This Is How You Cook an Egg Dish for a Group in Minutes
We've found tasty recipes for classic breakfast foods that feed a bunch and don't take forever to make. Brunch has never been this easy.
An Egg—and a Basket—for Everyone
This four-ingredient miracle recipe from The Auntie Em's Cookbook
, by Theresa Wahl, delivers a gorgeous-looking dish with a tiny, how-is-this-possible
amount of work. You simply line each cup of a muffin pan with a slice of ham, crack an egg into each and drizzle heavy cream on top. Salt, pepper and a sprig of thyme are the only seasonings needed, since the ham has a ton of flavor. After about 10 minutes in the oven, each person can enjoy his or her very own edible breakfast basket.
Get the recipe: Baked Eggs in Ham Baskets
A Fun-to-Say 15-Minute Wonder
Shakshouka—a popular Israeli and Tunisian dish where eggs are poached in tomato sauce—is speedy, delicious and a strong contender for edging out quiche as one of the best brunch dishes for a group. This recipe from Aliya LeeKong's Exotic Table

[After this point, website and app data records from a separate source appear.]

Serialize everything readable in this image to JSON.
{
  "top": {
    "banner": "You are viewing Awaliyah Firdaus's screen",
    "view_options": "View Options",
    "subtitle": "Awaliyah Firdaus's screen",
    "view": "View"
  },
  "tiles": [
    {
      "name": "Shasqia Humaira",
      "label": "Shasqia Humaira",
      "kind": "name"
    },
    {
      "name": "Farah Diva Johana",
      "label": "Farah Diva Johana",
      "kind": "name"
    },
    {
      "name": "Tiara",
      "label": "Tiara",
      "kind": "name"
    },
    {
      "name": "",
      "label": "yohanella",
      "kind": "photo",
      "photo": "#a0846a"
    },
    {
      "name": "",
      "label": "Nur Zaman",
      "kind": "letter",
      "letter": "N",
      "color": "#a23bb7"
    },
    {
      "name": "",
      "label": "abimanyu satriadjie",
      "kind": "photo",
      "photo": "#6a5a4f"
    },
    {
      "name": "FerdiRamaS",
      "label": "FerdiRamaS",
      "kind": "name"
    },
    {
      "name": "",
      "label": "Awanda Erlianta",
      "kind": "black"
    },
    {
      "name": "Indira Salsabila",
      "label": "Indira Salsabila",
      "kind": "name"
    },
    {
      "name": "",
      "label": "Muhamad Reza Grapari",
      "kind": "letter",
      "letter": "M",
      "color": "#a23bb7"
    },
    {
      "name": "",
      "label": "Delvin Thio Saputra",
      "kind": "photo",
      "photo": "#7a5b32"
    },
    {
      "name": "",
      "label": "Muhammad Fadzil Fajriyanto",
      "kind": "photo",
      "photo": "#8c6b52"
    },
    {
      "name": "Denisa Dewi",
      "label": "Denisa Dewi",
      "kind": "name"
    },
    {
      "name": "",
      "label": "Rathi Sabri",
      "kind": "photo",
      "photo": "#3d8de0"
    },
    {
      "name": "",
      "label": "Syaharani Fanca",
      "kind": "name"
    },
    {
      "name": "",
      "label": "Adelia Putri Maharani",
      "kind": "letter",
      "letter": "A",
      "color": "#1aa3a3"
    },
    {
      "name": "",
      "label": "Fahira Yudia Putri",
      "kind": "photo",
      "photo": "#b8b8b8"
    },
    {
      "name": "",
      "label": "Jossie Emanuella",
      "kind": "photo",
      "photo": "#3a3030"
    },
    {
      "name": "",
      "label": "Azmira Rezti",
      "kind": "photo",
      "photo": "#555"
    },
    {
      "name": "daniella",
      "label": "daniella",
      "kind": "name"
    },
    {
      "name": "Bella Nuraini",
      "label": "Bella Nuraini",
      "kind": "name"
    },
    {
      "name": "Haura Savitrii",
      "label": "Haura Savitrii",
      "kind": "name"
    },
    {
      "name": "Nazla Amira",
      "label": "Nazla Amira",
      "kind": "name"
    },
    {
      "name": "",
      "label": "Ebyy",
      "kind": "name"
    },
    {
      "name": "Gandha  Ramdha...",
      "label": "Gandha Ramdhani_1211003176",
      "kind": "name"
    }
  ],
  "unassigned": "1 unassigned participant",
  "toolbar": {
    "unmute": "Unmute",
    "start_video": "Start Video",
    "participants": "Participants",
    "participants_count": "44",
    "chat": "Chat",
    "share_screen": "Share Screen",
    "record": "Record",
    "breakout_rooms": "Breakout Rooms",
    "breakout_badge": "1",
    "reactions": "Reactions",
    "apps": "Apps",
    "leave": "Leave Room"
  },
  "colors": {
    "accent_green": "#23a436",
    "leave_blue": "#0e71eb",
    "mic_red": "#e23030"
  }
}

can serve six, and includes an herby tomato sauce that comes together in 15 minutes (which you can alternately make ahead of time). You crack the eggs over the sauce, slide the pan under the heat and broil it for five or so minutes. Make sure you have some thick, crusty bread on hand for sopping up the juices.
Get the recipe: Shakshouka with Chorizo and Bread Crumbs
An Asian-Flavored Breakfast Bake
Anyone who's considered munching on last night's leftovers at 8 a.m. will see the beauty in this flavorful casserole. It starts with a layer of cooked brown rice. Next comes a healthy (and tasty) combination of sautéed Swiss chard, onion and ginger, mixed with coconut milk, soy sauce and a dash of sesame oil. On top of that, you crack the eggs and bake until the whites are set but the yolks are still runny. You can make this in one large casserole dish or in individual ramekins.
Get the recipe: Sesame Baked Eggs
The Omelet for When You Don't Feel Like Making Omelets
We love a plate of fluffy eggs stuffed with savory fillings, but it can be hard to churn out six or eight omelets and still have everyone eat at the same time (and keep everything hot). Making a frittata solves that problem—and they don't come much easier than with this recipe.
You whisk the eggs, add canned, chopped tomatoes and herbs and pour everything into a skillet. The mixture cooks on the stove for about five minutes, and then in the oven for 15 more. Then, you spread tomato paste and grated cheddar on top and slide the frittata back into the oven for another seven minutes, until the cheese is melted and slightly bubbly—so you've got a pizzalike take on a classic breakfast food.
Get the recipe: Tomato Frittata